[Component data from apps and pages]
§

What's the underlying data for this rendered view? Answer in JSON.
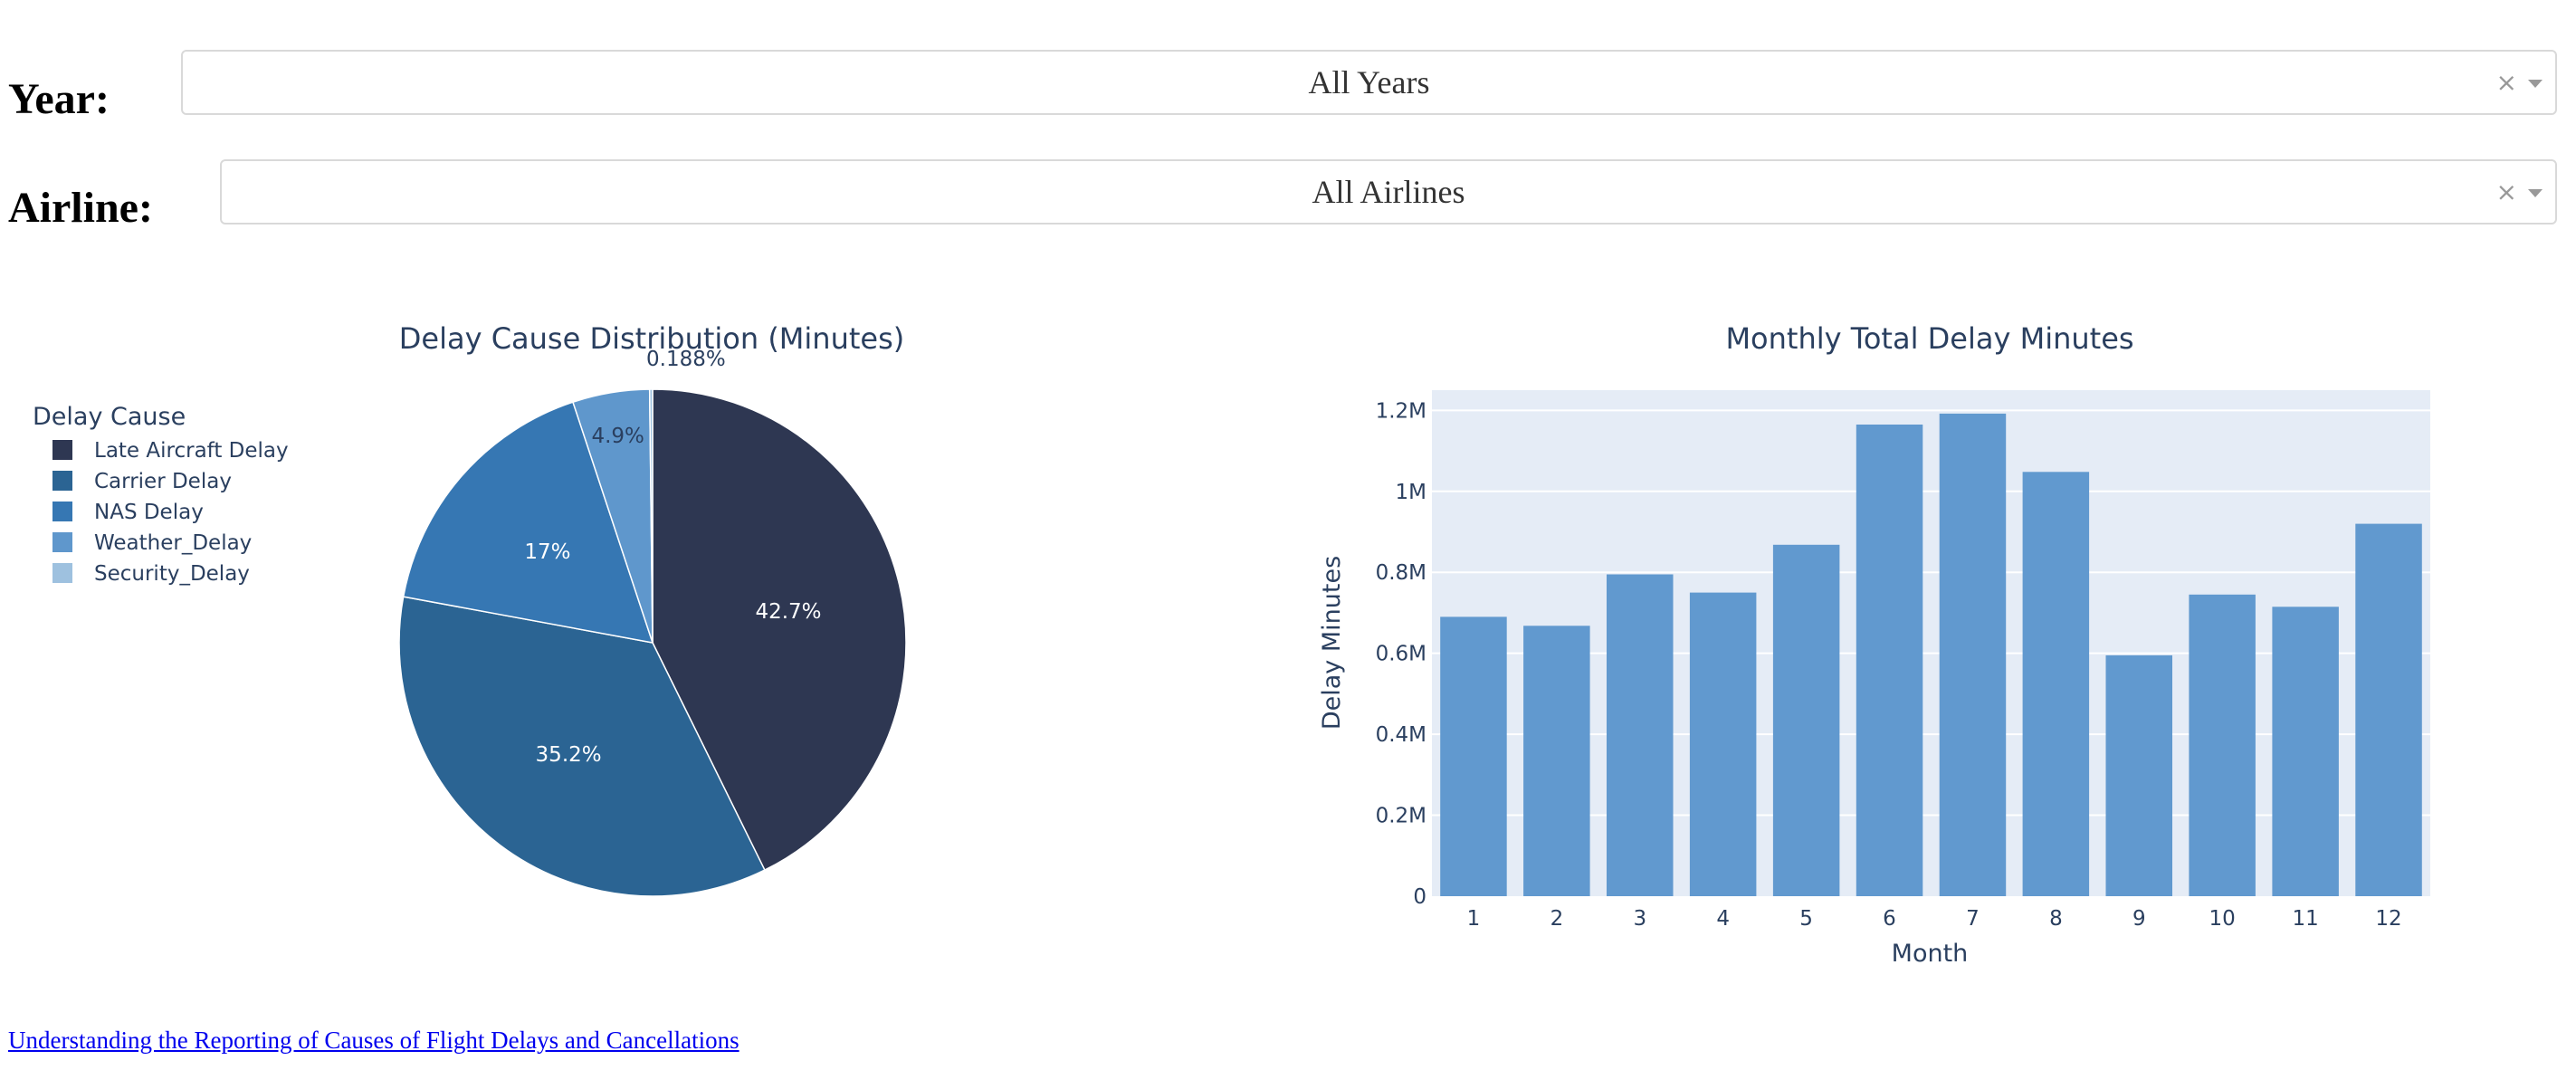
{
  "filters": {
    "year": {
      "label": "Year:",
      "value": "All Years",
      "clear_glyph": "×"
    },
    "airline": {
      "label": "Airline:",
      "value": "All Airlines",
      "clear_glyph": "×"
    }
  },
  "pie_chart": {
    "title": "Delay Cause Distribution (Minutes)",
    "legend_title": "Delay Cause"
  },
  "bar_chart": {
    "title": "Monthly Total Delay Minutes",
    "xlabel": "Month",
    "ylabel": "Delay Minutes"
  },
  "footer": {
    "link_text": "Understanding the Reporting of Causes of Flight Delays and Cancellations"
  },
  "chart_data": [
    {
      "type": "pie",
      "title": "Delay Cause Distribution (Minutes)",
      "legend_title": "Delay Cause",
      "legend_position": "top-left",
      "labels": [
        "Late Aircraft Delay",
        "Carrier Delay",
        "NAS Delay",
        "Weather_Delay",
        "Security_Delay"
      ],
      "values": [
        42.7,
        35.2,
        17.0,
        4.9,
        0.188
      ],
      "text_labels": [
        "42.7%",
        "35.2%",
        "17%",
        "4.9%",
        "0.188%"
      ],
      "colors": [
        "#2e3752",
        "#2b6493",
        "#3677b3",
        "#5f97cc",
        "#9ec1df"
      ]
    },
    {
      "type": "bar",
      "title": "Monthly Total Delay Minutes",
      "xlabel": "Month",
      "ylabel": "Delay Minutes",
      "categories": [
        "1",
        "2",
        "3",
        "4",
        "5",
        "6",
        "7",
        "8",
        "9",
        "10",
        "11",
        "12"
      ],
      "values": [
        690000,
        668000,
        795000,
        750000,
        868000,
        1165000,
        1192000,
        1048000,
        595000,
        745000,
        715000,
        920000
      ],
      "ylim": [
        0,
        1250000
      ],
      "yticks": [
        0,
        200000,
        400000,
        600000,
        800000,
        1000000,
        1200000
      ],
      "ytick_labels": [
        "0",
        "0.2M",
        "0.4M",
        "0.6M",
        "0.8M",
        "1M",
        "1.2M"
      ],
      "grid": true,
      "bar_color": "#6199cf",
      "plot_background": "#e5ecf6"
    }
  ]
}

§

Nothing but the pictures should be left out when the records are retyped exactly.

- _Expected answer_:
What's the underlying data for this rendered view? Answer in JSON.
{
  "filters": {
    "year": {
      "label": "Year:",
      "value": "All Years",
      "clear_glyph": "×"
    },
    "airline": {
      "label": "Airline:",
      "value": "All Airlines",
      "clear_glyph": "×"
    }
  },
  "pie_chart": {
    "title": "Delay Cause Distribution (Minutes)",
    "legend_title": "Delay Cause"
  },
  "bar_chart": {
    "title": "Monthly Total Delay Minutes",
    "xlabel": "Month",
    "ylabel": "Delay Minutes"
  },
  "footer": {
    "link_text": "Understanding the Reporting of Causes of Flight Delays and Cancellations"
  },
  "chart_data": [
    {
      "type": "pie",
      "title": "Delay Cause Distribution (Minutes)",
      "legend_title": "Delay Cause",
      "legend_position": "top-left",
      "labels": [
        "Late Aircraft Delay",
        "Carrier Delay",
        "NAS Delay",
        "Weather_Delay",
        "Security_Delay"
      ],
      "values": [
        42.7,
        35.2,
        17.0,
        4.9,
        0.188
      ],
      "text_labels": [
        "42.7%",
        "35.2%",
        "17%",
        "4.9%",
        "0.188%"
      ],
      "colors": [
        "#2e3752",
        "#2b6493",
        "#3677b3",
        "#5f97cc",
        "#9ec1df"
      ]
    },
    {
      "type": "bar",
      "title": "Monthly Total Delay Minutes",
      "xlabel": "Month",
      "ylabel": "Delay Minutes",
      "categories": [
        "1",
        "2",
        "3",
        "4",
        "5",
        "6",
        "7",
        "8",
        "9",
        "10",
        "11",
        "12"
      ],
      "values": [
        690000,
        668000,
        795000,
        750000,
        868000,
        1165000,
        1192000,
        1048000,
        595000,
        745000,
        715000,
        920000
      ],
      "ylim": [
        0,
        1250000
      ],
      "yticks": [
        0,
        200000,
        400000,
        600000,
        800000,
        1000000,
        1200000
      ],
      "ytick_labels": [
        "0",
        "0.2M",
        "0.4M",
        "0.6M",
        "0.8M",
        "1M",
        "1.2M"
      ],
      "grid": true,
      "bar_color": "#6199cf",
      "plot_background": "#e5ecf6"
    }
  ]
}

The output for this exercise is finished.